Chestnut and black bread stuffing and gravy

I don’t know if I’ve mentioned how much I love bread.  Stuffing, done right, is possibly the pinnacle of bread cookery.   It doesn’t go with just anything, but simple rubbed and grilled seitan, a half of a roasted squash, roasted fingerling beets, or even a seared portabello or maitake could be a great foil.

This recipe is basically taken from Martha Stewart’s website with a few important changes, namely: the method of cooking the chestnuts, the stock (which is surprisingly versatile) and the bread. I use the whole foods Black Russian Bread. Not to be a shill, but if Whole Foods has accomplished one thing, it’s making reliably decent bread widely available in this country. While stuffing season is just beginning, chestnut season is coming to an end, so make this soon, but know that hazelnuts or black walnuts are both  delicious substitutes.

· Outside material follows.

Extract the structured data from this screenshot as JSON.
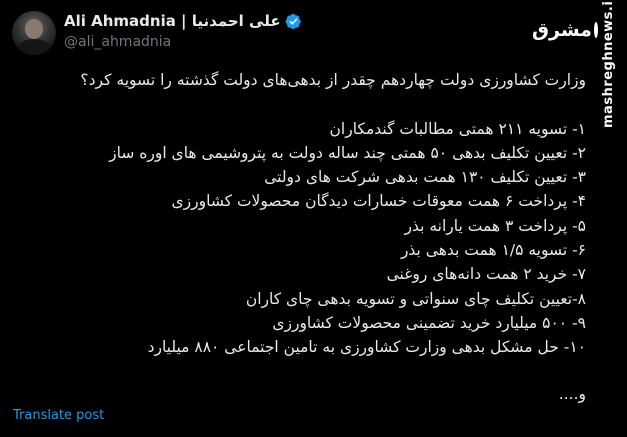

BTW, the American Chestnut used to be a staple for millions of people living in what is now the United States and a keystone of the ecology of huge swaths of this part of the world.  They were the most common tree in North America.  Their nuts were small and delicious and so plentiful that all of Appalachia was basically carpeted in them come fall.  There was once a time when rural west Virginians actually had a steady supply of nutritious, wholesome food, and it was free to forage all around them. The American Chestnut basically doesn’t exist anymore, because America Ruins Everything so we use Chinese and European Chestnuts which hold very little value for wildlife and are reportedly flavorless in comparison. However, because of a handful of truly dedicated people, and the work of a few thousand inspired folks, this species will soon be making a comeback. Please check out the American Chestnut Federation to help bring back a regional staple.  

  • 1 cup dried chantarelles
  • 4 cloves garlic
  • 2 teaspoon fermented black beans, rinsed
  • 25 grams olive oil
  • 25 grams All Purpose flour
  •  8 cups cubed black bread, dried overnight
  • 2 cups raw chestnuts, peeled and scraped
  • 4 shallots
  • 1 carrot
  • 2 sticks celery
  • Shaoxing vinegar
  • ½ bunch thyme, picked, reserving the stems
  • ½ bunch sage, picked, reserving the stems

To make the stock and the gravy:

Combine the chanterelles, garlic, fermented black beans and 8 cups cold water.  If possible, cook in a pressure cooker for 20 minutes, cool and then strain.  If you don’t have a pressure cooker, bring these ingredients to a boil and then reduce to a simmer. Cook for 30 minutes, partially covered.  Strain through a chinois or cheesecloth.  Weigh out 250 grams of the stock.  Combine the flour and olive oil in a sauce pan and make a roux by cooking it slowly, stirring continously, over medium heat until the mixture is a solid khaki.  Then whisk in the 250g of stock. Bring to a simmer and cook until the desired consistency.  If it’s at all lumpy, just strain it through a fine mesh strainer.  Season with salt and vinegar to taste.  

To make the stuffing:

Preheat the oven to 350. Crush the chestnuts gently, into 4-6 pieces each.  

Brunoise (or mince) the shallots, carrot, and celery.  Warm 1/4 inch olive oil in a wide skillet over medium heat and drop in the chestnut pieces, caramelize the chestnuts evenly, then drop in the shallots, carrots, and celery. Season with salt. Sweat the vegetables over low heat for 15 minutes until the chestnuts are thoroughly cooked. Stir every few minutes to make sure the vegetables don’t take on any color. 

Combine the bread with the vegetable/chestnut mix, thyme and sage in a 9x13 baking pan.  Season with salt and vinegar to taste.  Add enough stock to thoroughly moisten it - approximately 2 1/2 cups.  Cover the pan with aluminum foil and bake for 25 minutes.  Uncover and bake for 30 minutes more. Check every few minutes for moisture. If it seems that it’s drying out add in more stock or water.  There’s nothing worse than soggy stuffing so keep tasting.  When it’s golden brown on top, take it out and serve alongside the warmed gravy.